Sometimes being productive demands choosing a task based on how you feel.
8. What do you do when you can’t concentrate?
When Tehila studied at Open University she was taught that if a certain task (that’s not supposed to take long) takes more than 10 minutes, skip it and come back to it later. If this happens to you, Tehila recommends taking a small break, eating something and then continuing.
9. Social media – get in and get out as fast as you can
Tehila recommends never leaving Facebook open if you don’t need it for work. Before going into Facebook she reminds herself of the task she’s working on. She gets in, does the task and gets out. And she doesn’t go into it first thing in the morning, because that just causes her to keep visiting throughout the day without any real purpose. Tehila points out that deleting the Facebook app from the phone helps a lot of people, so does using a social media app add blocker. She also mentions the idea of logging out of Facebook and re-entering your name and password every time you want to go back in. That can help make you more aware of going in and maybe even prevent it.
10. Don’t underestimate how much you can get done in 15 minutes or half an hour
Think about the time you have, not about the time you don’t have. If you have limited time to get something done, sit down and do it – 15 minutes or a half an hour may be enough. And even if it’s not enough time to complete it, it may be enough time to make a dent in it.
11. Your work environment affects the quality of your work

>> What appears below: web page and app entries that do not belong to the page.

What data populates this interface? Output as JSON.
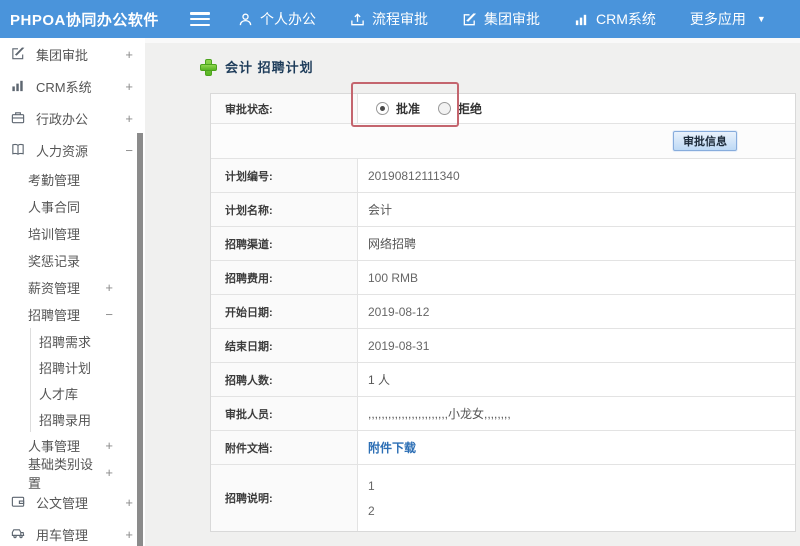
{
  "topbar": {
    "logo": "PHPOA协同办公软件",
    "nav": [
      {
        "label": "个人办公",
        "icon": "person-icon"
      },
      {
        "label": "流程审批",
        "icon": "upload-icon"
      },
      {
        "label": "集团审批",
        "icon": "edit-icon"
      },
      {
        "label": "CRM系统",
        "icon": "chart-icon"
      },
      {
        "label": "更多应用",
        "icon": "caret-down-icon"
      }
    ],
    "caret": "▼"
  },
  "sidebar": {
    "items": [
      {
        "label": "集团审批",
        "expand": "+"
      },
      {
        "label": "CRM系统",
        "expand": "+"
      },
      {
        "label": "行政办公",
        "expand": "+"
      },
      {
        "label": "人力资源",
        "expand": "−",
        "children": [
          {
            "label": "考勤管理"
          },
          {
            "label": "人事合同"
          },
          {
            "label": "培训管理"
          },
          {
            "label": "奖惩记录"
          },
          {
            "label": "薪资管理",
            "expand": "+"
          },
          {
            "label": "招聘管理",
            "expand": "−",
            "children": [
              {
                "label": "招聘需求"
              },
              {
                "label": "招聘计划"
              },
              {
                "label": "人才库"
              },
              {
                "label": "招聘录用"
              }
            ]
          },
          {
            "label": "人事管理",
            "expand": "+"
          },
          {
            "label": "基础类别设置",
            "expand": "+"
          }
        ]
      },
      {
        "label": "公文管理",
        "expand": "+"
      },
      {
        "label": "用车管理",
        "expand": "+"
      }
    ]
  },
  "main": {
    "title": "会计 招聘计划",
    "approval_label": "审批状态:",
    "approval_options": [
      {
        "label": "批准",
        "selected": true
      },
      {
        "label": "拒绝",
        "selected": false
      }
    ],
    "approve_button": "审批信息",
    "fields": [
      {
        "label": "计划编号:",
        "value": "20190812111340"
      },
      {
        "label": "计划名称:",
        "value": "会计"
      },
      {
        "label": "招聘渠道:",
        "value": "网络招聘"
      },
      {
        "label": "招聘费用:",
        "value": "100 RMB"
      },
      {
        "label": "开始日期:",
        "value": "2019-08-12"
      },
      {
        "label": "结束日期:",
        "value": "2019-08-31"
      },
      {
        "label": "招聘人数:",
        "value": "1 人"
      },
      {
        "label": "审批人员:",
        "value": ",,,,,,,,,,,,,,,,,,,,,,,,小龙女,,,,,,,,"
      },
      {
        "label": "附件文档:",
        "value": "附件下载"
      }
    ],
    "description": {
      "label": "招聘说明:",
      "lines": [
        "1",
        "2"
      ]
    }
  }
}
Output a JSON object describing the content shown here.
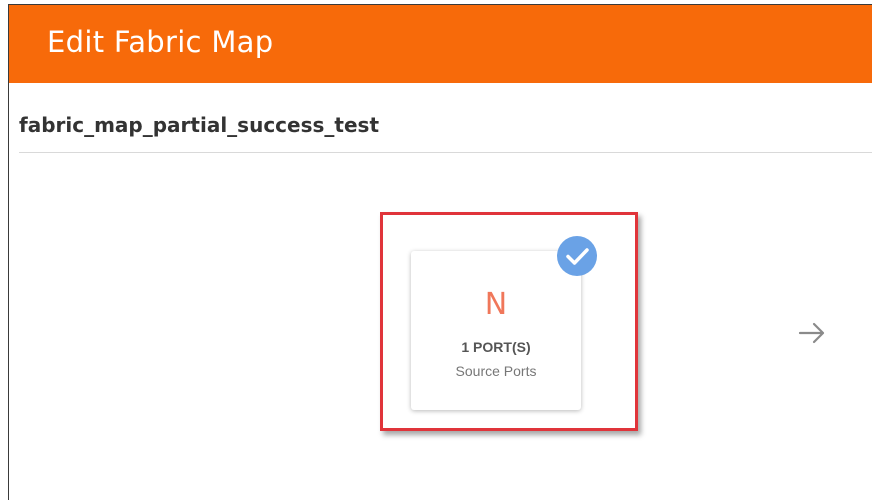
{
  "header": {
    "title": "Edit Fabric Map"
  },
  "fabric_map": {
    "name": "fabric_map_partial_success_test"
  },
  "port_card": {
    "icon": "N",
    "count_label": "1 PORT(S)",
    "description": "Source Ports",
    "selected": true
  },
  "icons": {
    "check": "check-icon",
    "next": "arrow-right-icon"
  },
  "colors": {
    "header_bg": "#f76a0a",
    "highlight_border": "#e0343a",
    "check_badge": "#6aa2e6",
    "card_icon": "#f0775a"
  }
}
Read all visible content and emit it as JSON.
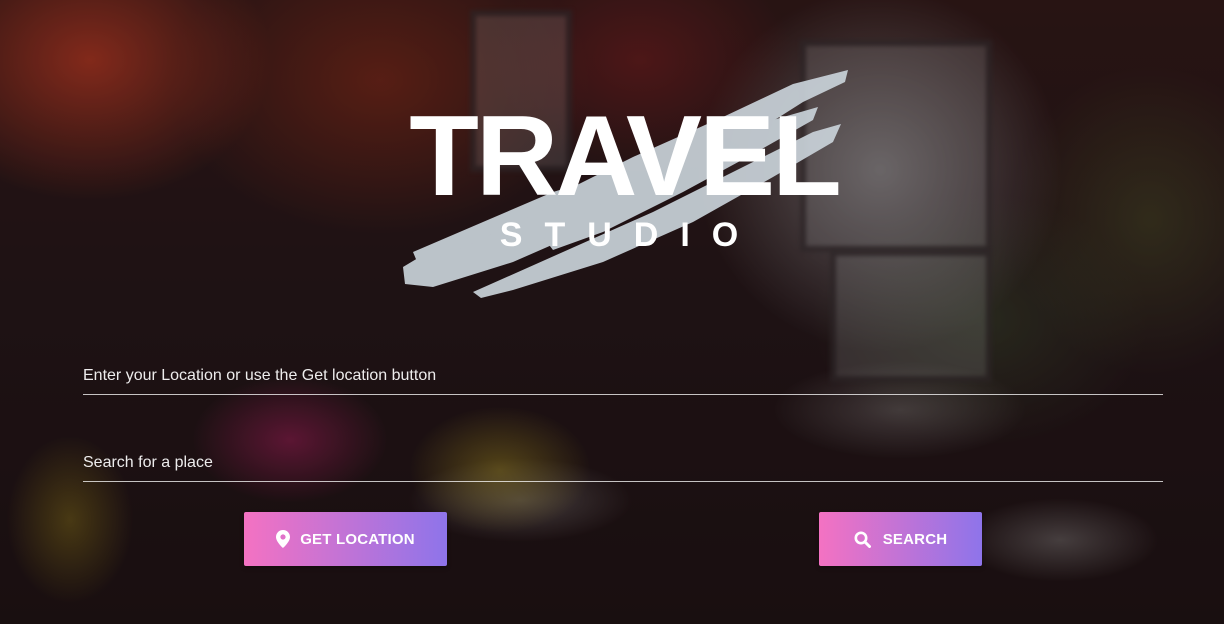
{
  "logo": {
    "title": "TRAVEL",
    "subtitle": "STUDIO"
  },
  "form": {
    "location_placeholder": "Enter your Location or use the Get location button",
    "location_value": "",
    "search_placeholder": "Search for a place",
    "search_value": ""
  },
  "buttons": {
    "get_location": {
      "label": "GET LOCATION",
      "icon": "map-pin-icon"
    },
    "search": {
      "label": "SEARCH",
      "icon": "search-icon"
    }
  },
  "colors": {
    "button_gradient_start": "#f472c2",
    "button_gradient_end": "#8e74ea",
    "brush_stroke": "#c9d2d9",
    "text": "#ffffff"
  }
}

Tehila points out that research suggests that we’re much more inclined to sit down and get our work done if our work space is more pleasant and inviting than if it’s not. So while that doesn’t mean that you need to hang up inspirational quotes in every corner, it does mean that your desk and computer should be comfortable to work on. Tehila shares that she has a very comfortable work chair, a vital tool for anybody who sits on a chair for hours at a time. And with regard to a computer, she says, make sure it works fast and well and doesn’t act up. Tehila works with two screens which makes her life much easier. She recommends adding a second screen if you can – “you won’t believe how much faster you’ll work!” she says.
12. Storing your great ideas
Many times ideas come out of nowhere and when you least expect them. Tehila uses Telegram to create her custom list of great ideas but says that WhatsApp can also be used. Creating a list is one way to make sure that you can safekeep your ideas and return to them when you’re ready.
I don’t use Telegram, instead I have my different notebooks for various projects and add my new ideas into the relevant project notebook. This helps me because my ideas for my different project are all organized in the places it makes sense for them to be and are pretty easy to find. For instance, I divided up my blogging notebook into different sections – in one section I add inspirational ideas and in another, blog post ideas. I know where to look, depending on what I need.
Tehila has just begun outsourcing when she feels that she’s not effective at something, and this has really helped her.
I agree that outsourcing could be a great way to leverage productivity. I have also just recently begun to do this, but for tasks that should require less of my time. I haven’t yet mastered this, but I’m certainly working on getting there.
Becoming more productive will help you accomplish more and meet more of your goals. It’s important to keep in mind that as with more things business, there are no hard and fast rules, no silver bullet and no wrong or right. Productivity is a matter of trial and error and figuring out what’s best for you. I suggest experimenting. If you are willing to be curious about how you can do things faster and better, you’ll find the way.
Once again, special thank you to Tehila Gabai Deutsch for her Facebook post which was originally posted on her Hebrew blog.
Do you have a productivity tip that works really well for you? Please share in the comments below.